Season the swordfish steaks with the salt and pepper. Mix the olive oil, lemon juice, zest, oregano, and sugar in a zip top bag. Add the swordfish to the bag and massage the marinade onto the fish through the plastic. Squeeze the air out of the bag, seal it, and store in the refrigerator for 30 minutes to 1 hour, turning occasionally. Season the peppers and onions with the salt, and let rest at room temperature until it is time to grill.

2. Set up the grill

Preheat the grill, brush the grate clean, then set up a two-level fire—half the grill on medium-high for the swordfish, the other half on medium-low for the peppers.

3. Prepare the salad

While the grill pre-heats, get the salad ready. In a small bowl, whisk the lemon juice, zest, red wine vinegar, salt, pepper, sugar, garlic, thyme, and olive oil to make a vinaigrette. Add the cucumber to the vinaigrette and toss to coat. Let the cucumber marinate in the vinaigrette until it is time to toss the salad.

Put the romaine in a large bowl, then top with the tomatoes, feta, and olives. Don't toss the salad yet—set it aside and let it wait.

Salad, prepped

4. Grill the swordfish, peppers and onions

Remove the swordfish from the marinade, let any excess drip off, and put the fish on the medium-high heat side of the grill. Put the peppers and onions on the medium-low heat side of the grill. On a gas grill, cook with the lid closed as much as possible; on charcoal, leave the lid open.

Cook the peppers and onions for 12 minutes, flipping after six minutes. The peppers and onions are done when they have softened and have charred around the edges.

Cook the fish for six to eight minutes, flipping after four minutes.

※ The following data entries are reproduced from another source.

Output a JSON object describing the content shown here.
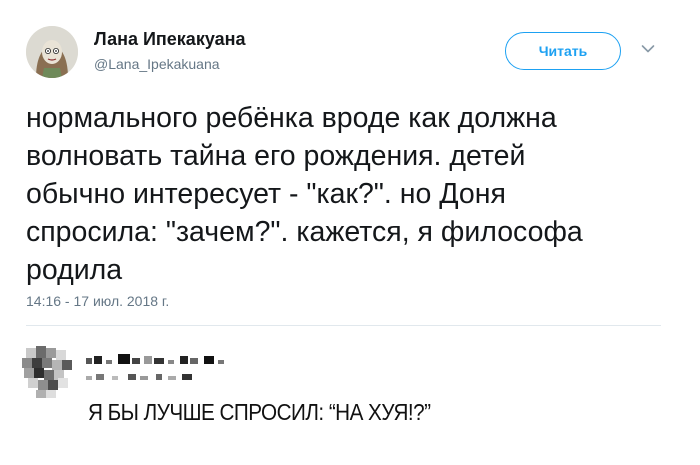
{
  "tweet": {
    "author_name": "Лана Ипекакуана",
    "author_handle": "@Lana_Ipekakuana",
    "follow_label": "Читать",
    "text_lines": [
      "нормального ребёнка вроде как должна",
      "волновать тайна его рождения. детей",
      "обычно интересует - \"как?\". но Доня",
      "спросила: \"зачем?\". кажется, я философа",
      "родила"
    ],
    "timestamp": "14:16 - 17 июл. 2018 г.",
    "icons": {
      "menu": "chevron-down-icon"
    }
  },
  "comment": {
    "text": "Я БЫ ЛУЧШЕ СПРОСИЛ: “НА ХУЯ!?”"
  },
  "colors": {
    "accent": "#1da1f2",
    "text": "#14171a",
    "secondary": "#657786",
    "divider": "#e1e8ed"
  }
}
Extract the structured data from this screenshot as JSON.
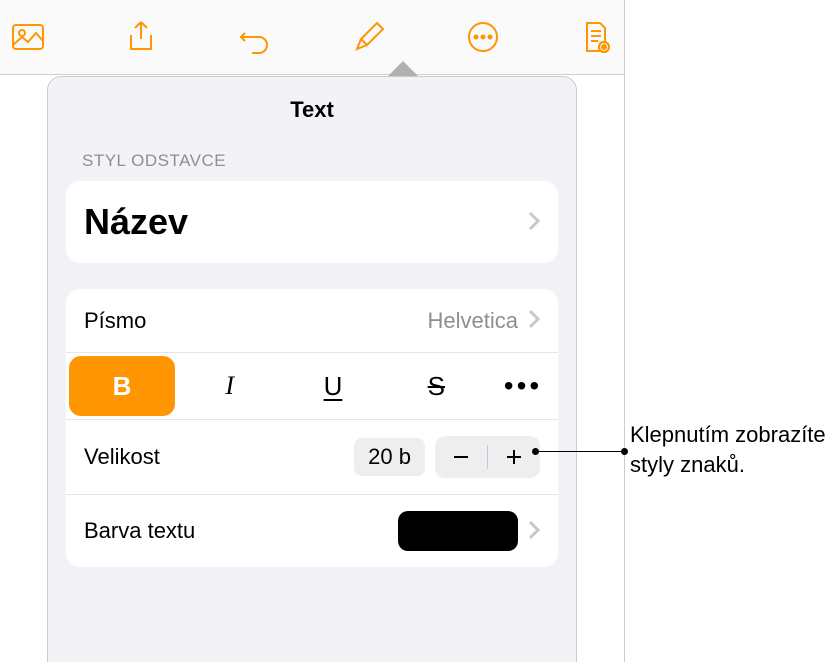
{
  "toolbar": {
    "icons": [
      "photo",
      "share",
      "undo",
      "brush",
      "more",
      "document"
    ]
  },
  "panel": {
    "title": "Text",
    "paragraph_style_label": "STYL ODSTAVCE",
    "paragraph_style_value": "Název",
    "font_label": "Písmo",
    "font_value": "Helvetica",
    "format": {
      "bold": "B",
      "italic": "I",
      "underline": "U",
      "strike": "S",
      "more": "•••",
      "bold_active": true
    },
    "size_label": "Velikost",
    "size_value": "20 b",
    "color_label": "Barva textu",
    "color_value": "#000000"
  },
  "callout": {
    "text": "Klepnutím zobrazíte styly znaků."
  }
}
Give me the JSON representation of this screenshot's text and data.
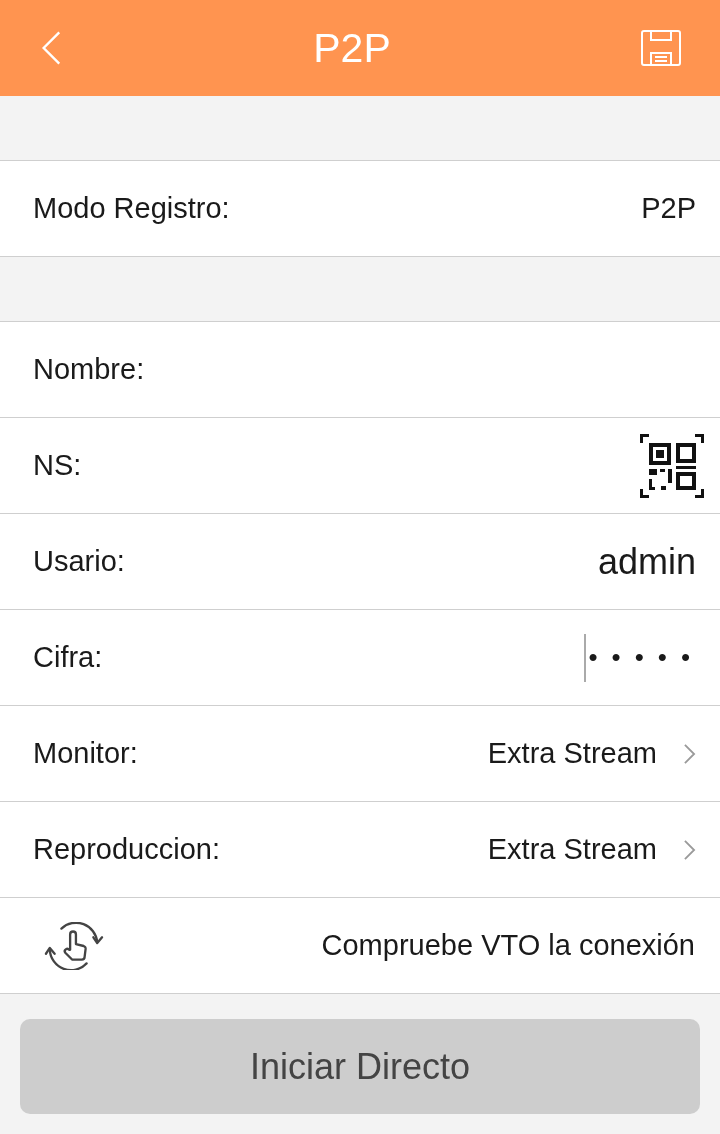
{
  "header": {
    "title": "P2P"
  },
  "sections": [
    {
      "rows": [
        {
          "kind": "value",
          "label": "Modo Registro:",
          "value": "P2P"
        }
      ]
    },
    {
      "rows": [
        {
          "kind": "input",
          "label": "Nombre:"
        },
        {
          "kind": "scan",
          "label": "NS:"
        },
        {
          "kind": "input",
          "label": "Usario:",
          "value": "admin"
        },
        {
          "kind": "password",
          "label": "Cifra:",
          "value": "•••••",
          "focused": true
        },
        {
          "kind": "select",
          "label": "Monitor:",
          "value": "Extra Stream"
        },
        {
          "kind": "select",
          "label": "Reproduccion:",
          "value": "Extra Stream"
        },
        {
          "kind": "action",
          "label": "Compruebe VTO la conexión"
        }
      ]
    }
  ],
  "button": {
    "label": "Iniciar Directo",
    "disabled": true
  }
}
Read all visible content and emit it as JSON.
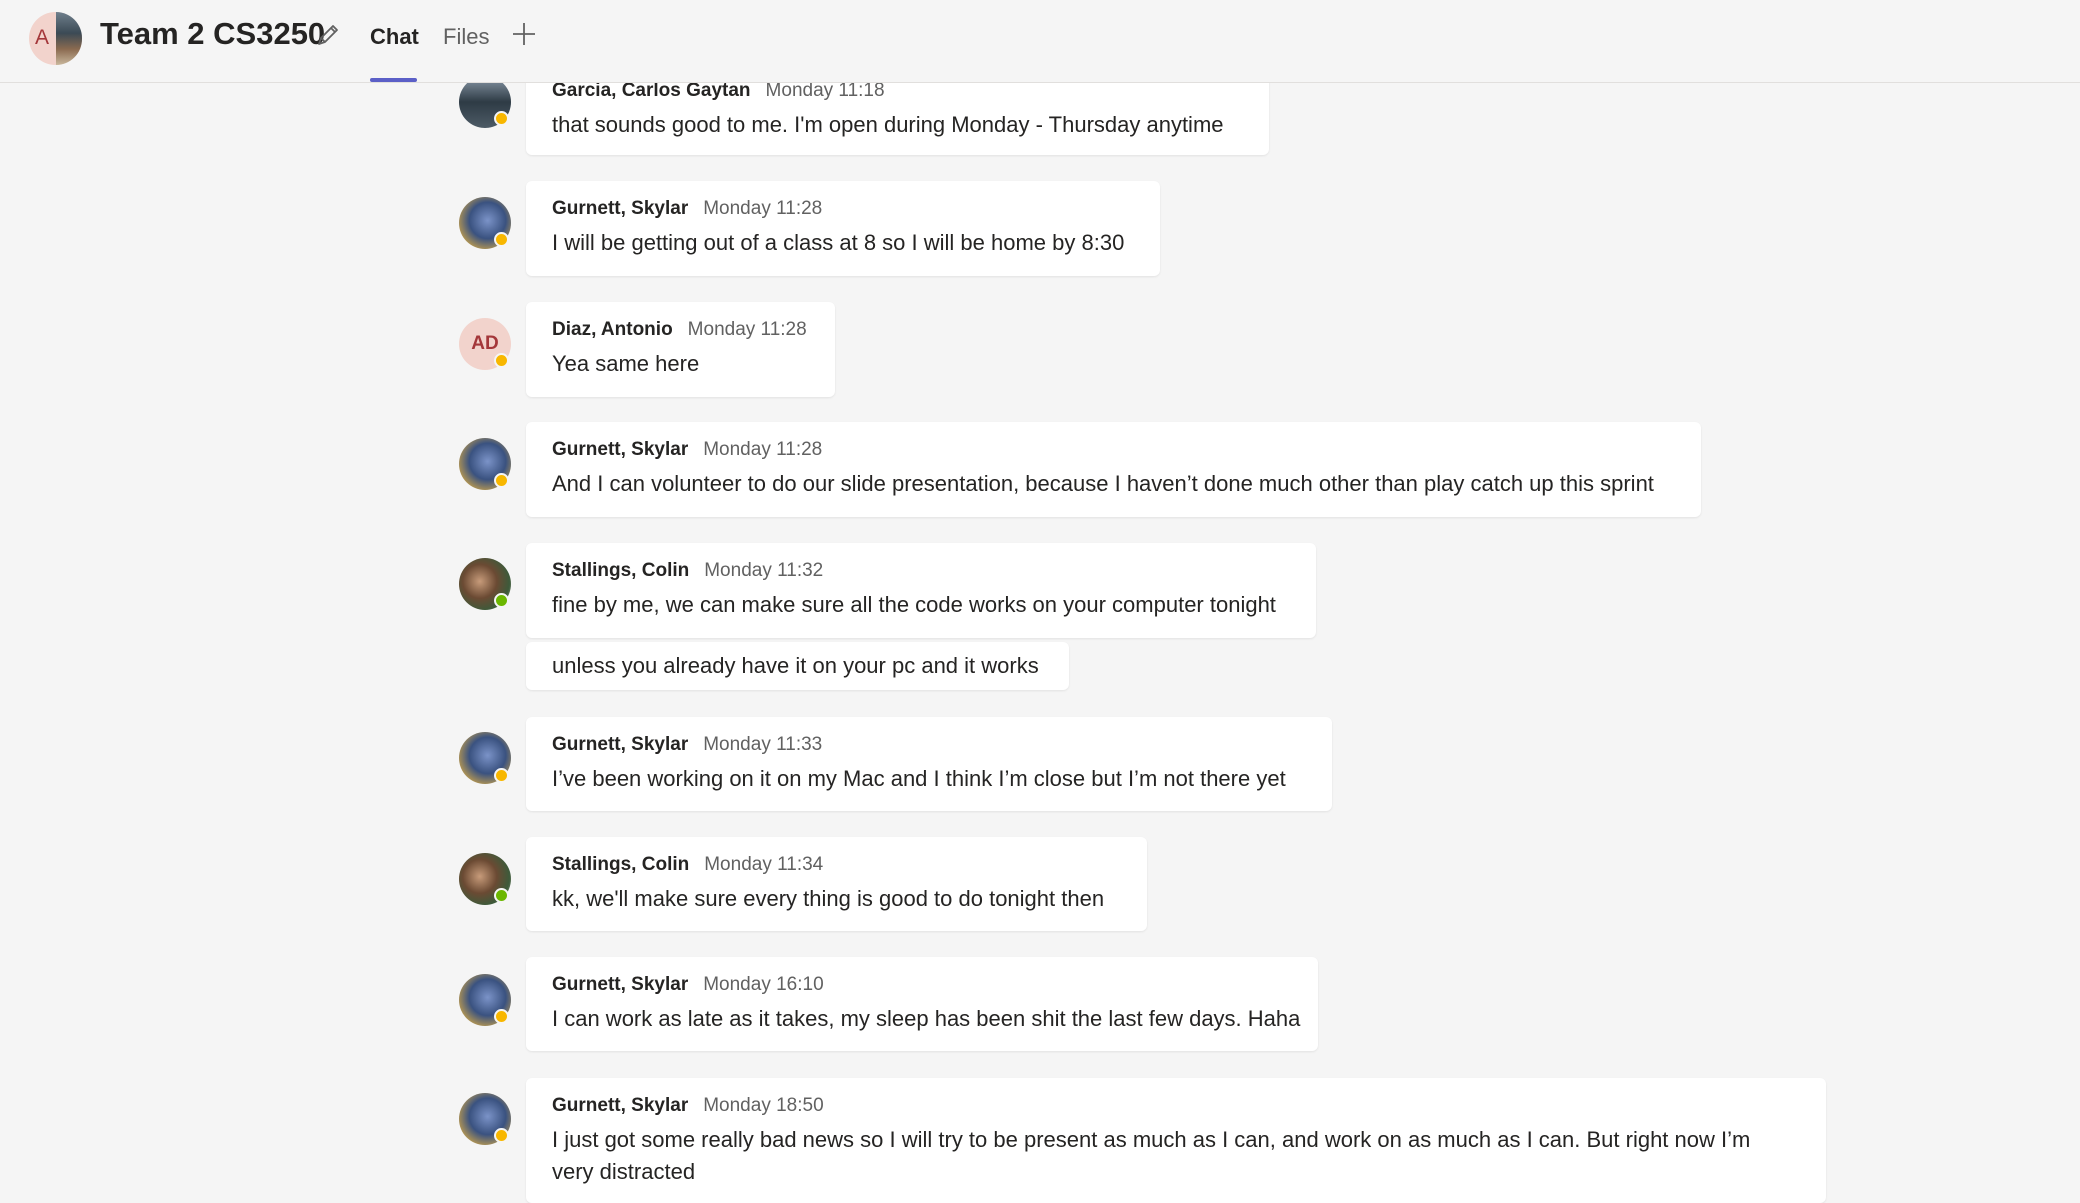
{
  "header": {
    "avatar_initial": "A",
    "title": "Team 2 CS3250",
    "tabs": [
      {
        "label": "Chat"
      },
      {
        "label": "Files"
      }
    ],
    "add_tab_label": "+"
  },
  "messages": [
    {
      "sender": "Garcia, Carlos Gaytan",
      "time": "Monday 11:18",
      "text": "that sounds good to me. I'm open during Monday - Thursday anytime",
      "presence": "away"
    },
    {
      "sender": "Gurnett, Skylar",
      "time": "Monday 11:28",
      "text": "I will be getting out of a class at 8 so I will be home by 8:30",
      "presence": "away"
    },
    {
      "sender": "Diaz, Antonio",
      "initials": "AD",
      "time": "Monday 11:28",
      "text": "Yea same here",
      "presence": "away"
    },
    {
      "sender": "Gurnett, Skylar",
      "time": "Monday 11:28",
      "text": "And I can volunteer to do our slide presentation, because I haven’t done much other than play catch up this sprint",
      "presence": "away"
    },
    {
      "sender": "Stallings, Colin",
      "time": "Monday 11:32",
      "text": "fine by me, we can make sure all the code works on your computer tonight",
      "followup": "unless you already have it on your pc and it works",
      "presence": "available"
    },
    {
      "sender": "Gurnett, Skylar",
      "time": "Monday 11:33",
      "text": "I’ve been working on it on my Mac and I think I’m close but I’m not there yet",
      "presence": "away"
    },
    {
      "sender": "Stallings, Colin",
      "time": "Monday 11:34",
      "text": "kk, we'll make sure every thing is good to do tonight then",
      "presence": "available"
    },
    {
      "sender": "Gurnett, Skylar",
      "time": "Monday 16:10",
      "text": "I can work as late as it takes, my sleep has been shit the last few days. Haha",
      "presence": "away"
    },
    {
      "sender": "Gurnett, Skylar",
      "time": "Monday 18:50",
      "text": "I just got some really bad news so I will try to be present as much as I can, and work on as much as I can. But right now I’m very distracted",
      "presence": "away"
    }
  ],
  "colors": {
    "accent": "#5b5fc7",
    "away": "#f8b700",
    "available": "#6bb700",
    "background": "#f5f5f5"
  }
}
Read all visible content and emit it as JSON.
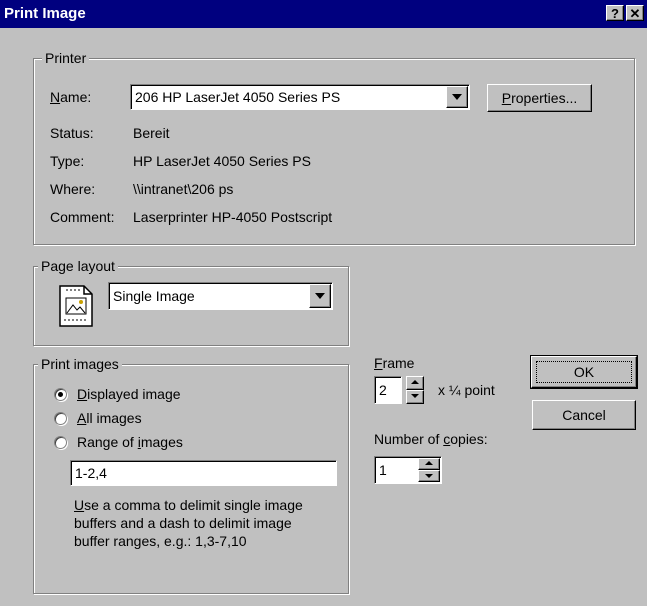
{
  "window": {
    "title": "Print Image",
    "help_glyph": "?",
    "close_glyph": "✕"
  },
  "printer": {
    "legend": "Printer",
    "name_label_u": "N",
    "name_label_rest": "ame:",
    "name_value": "206 HP LaserJet 4050 Series PS",
    "properties_u": "P",
    "properties_rest": "roperties...",
    "status_label": "Status:",
    "status_value": "Bereit",
    "type_label": "Type:",
    "type_value": "HP LaserJet 4050 Series PS",
    "where_label": "Where:",
    "where_value": "\\\\intranet\\206 ps",
    "comment_label": "Comment:",
    "comment_value": "Laserprinter HP-4050 Postscript"
  },
  "page_layout": {
    "legend": "Page layout",
    "value": "Single Image",
    "icon": "single-image-layout-icon"
  },
  "print_images": {
    "legend": "Print images",
    "options": [
      {
        "u": "D",
        "rest": "isplayed image",
        "selected": true
      },
      {
        "u": "A",
        "rest": "ll images",
        "selected": false
      },
      {
        "pre": "Range of ",
        "u": "i",
        "rest": "mages",
        "selected": false
      }
    ],
    "range_value": "1-2,4",
    "hint_u": "U",
    "hint_line1_rest": "se a comma to delimit single image",
    "hint_line2": "buffers and a dash to delimit image",
    "hint_line3": "buffer ranges, e.g.: 1,3-7,10"
  },
  "frame": {
    "label_u": "F",
    "label_rest": "rame",
    "value": "2",
    "unit": "x ¼ point"
  },
  "copies": {
    "label_pre": "Number of ",
    "label_u": "c",
    "label_rest": "opies:",
    "value": "1"
  },
  "buttons": {
    "ok": "OK",
    "cancel": "Cancel"
  }
}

The swordfish is done when it reaches an internal temperature of 130 degrees F. (If you don't have an instant-read thermometer, cut into the fish to check—it is done when cooked most of the way through, but still slightly translucent in the middle. Residual heat will cook the fish through while it rests.)

On the grill

5. Finish the salad and serve

Trim off any burnt edges from the peppers and onions, then cut into thin strips. Add the peppers and onions to the bowl with the salad, pour the vinaigrette and cucumbers over the top, and toss until everything is well coated with vinaigrette. Serve by filling a plate with salad and topping with a swordfish steak.

Notes:

  • Don't overcook the swordfish, or it will dry out. I cook it to just shy of medium, then let the residual heat from the grill finish cooking it through.
  • Cook the swordfish with the skin on, then trim it off before serving. The skin is too tough to eat, but it adds a little extra flavor to the swordfish while cooking.

This post is part of the BlogHer Light & Fresh Summer Grilling series, which includes 100 percent editorial content presented by a participating sponsor. Our advertisers do not produce editorial content. This post is made possible by Michelob ULTRA Light Cider and BlogHer.

Related Posts

Recent Posts by DadCooksDinner

Comments

In order to comment on BlogHer.com, you'll need to be logged in. You'll be given the option to log in or create an account when you publish your comment. If you do not log in or create an account, your comment will not be displayed.